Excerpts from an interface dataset
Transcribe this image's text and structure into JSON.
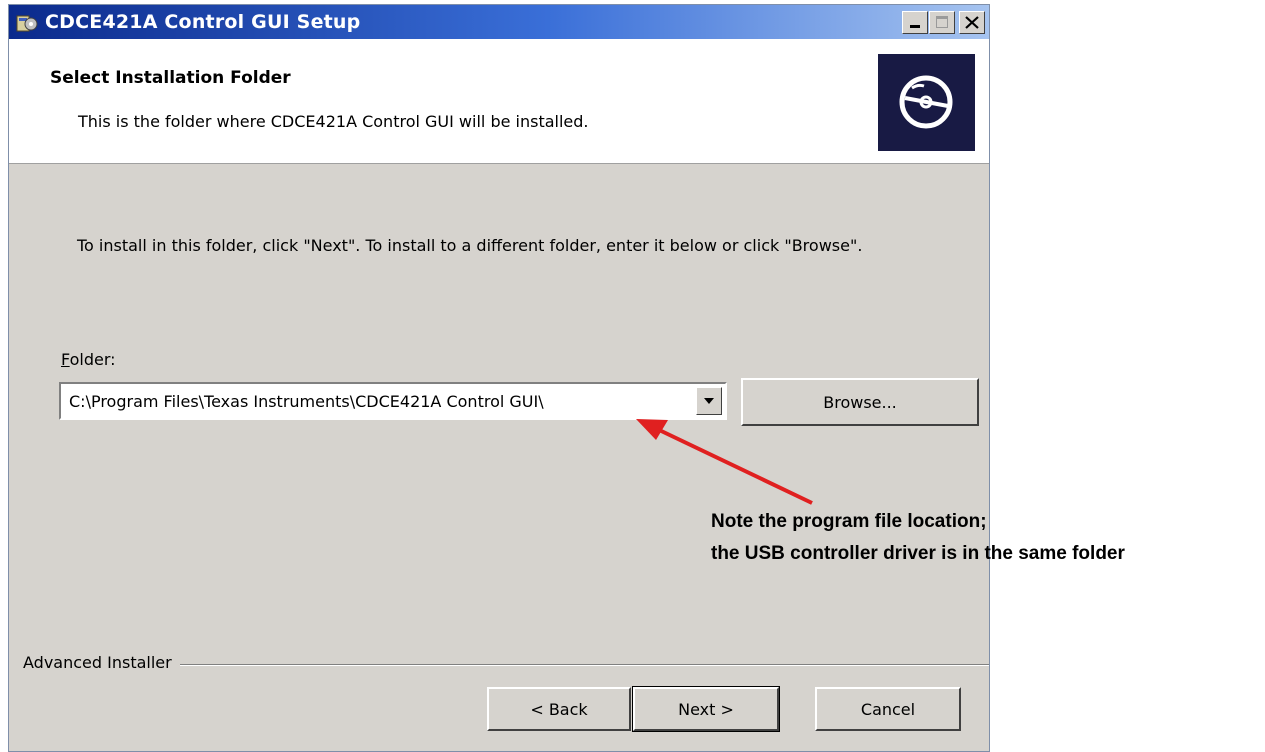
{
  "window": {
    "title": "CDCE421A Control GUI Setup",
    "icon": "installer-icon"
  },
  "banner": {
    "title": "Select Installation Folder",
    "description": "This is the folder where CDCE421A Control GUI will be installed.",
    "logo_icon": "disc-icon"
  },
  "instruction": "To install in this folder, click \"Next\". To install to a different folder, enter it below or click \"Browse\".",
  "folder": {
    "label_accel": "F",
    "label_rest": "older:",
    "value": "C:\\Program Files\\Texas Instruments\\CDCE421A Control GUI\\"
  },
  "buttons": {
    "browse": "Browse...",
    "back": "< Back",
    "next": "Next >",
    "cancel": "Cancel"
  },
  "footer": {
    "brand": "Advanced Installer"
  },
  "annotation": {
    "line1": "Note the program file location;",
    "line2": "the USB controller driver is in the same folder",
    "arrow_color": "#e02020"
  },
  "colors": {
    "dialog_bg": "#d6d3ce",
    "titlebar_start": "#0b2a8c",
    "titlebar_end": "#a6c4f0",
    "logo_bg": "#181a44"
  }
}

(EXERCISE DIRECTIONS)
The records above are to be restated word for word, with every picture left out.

(RESPONSE)
Transcribe this image's text and structure into JSON.
{
  "window": {
    "title": "CDCE421A Control GUI Setup",
    "icon": "installer-icon"
  },
  "banner": {
    "title": "Select Installation Folder",
    "description": "This is the folder where CDCE421A Control GUI will be installed.",
    "logo_icon": "disc-icon"
  },
  "instruction": "To install in this folder, click \"Next\". To install to a different folder, enter it below or click \"Browse\".",
  "folder": {
    "label_accel": "F",
    "label_rest": "older:",
    "value": "C:\\Program Files\\Texas Instruments\\CDCE421A Control GUI\\"
  },
  "buttons": {
    "browse": "Browse...",
    "back": "< Back",
    "next": "Next >",
    "cancel": "Cancel"
  },
  "footer": {
    "brand": "Advanced Installer"
  },
  "annotation": {
    "line1": "Note the program file location;",
    "line2": "the USB controller driver is in the same folder",
    "arrow_color": "#e02020"
  },
  "colors": {
    "dialog_bg": "#d6d3ce",
    "titlebar_start": "#0b2a8c",
    "titlebar_end": "#a6c4f0",
    "logo_bg": "#181a44"
  }
}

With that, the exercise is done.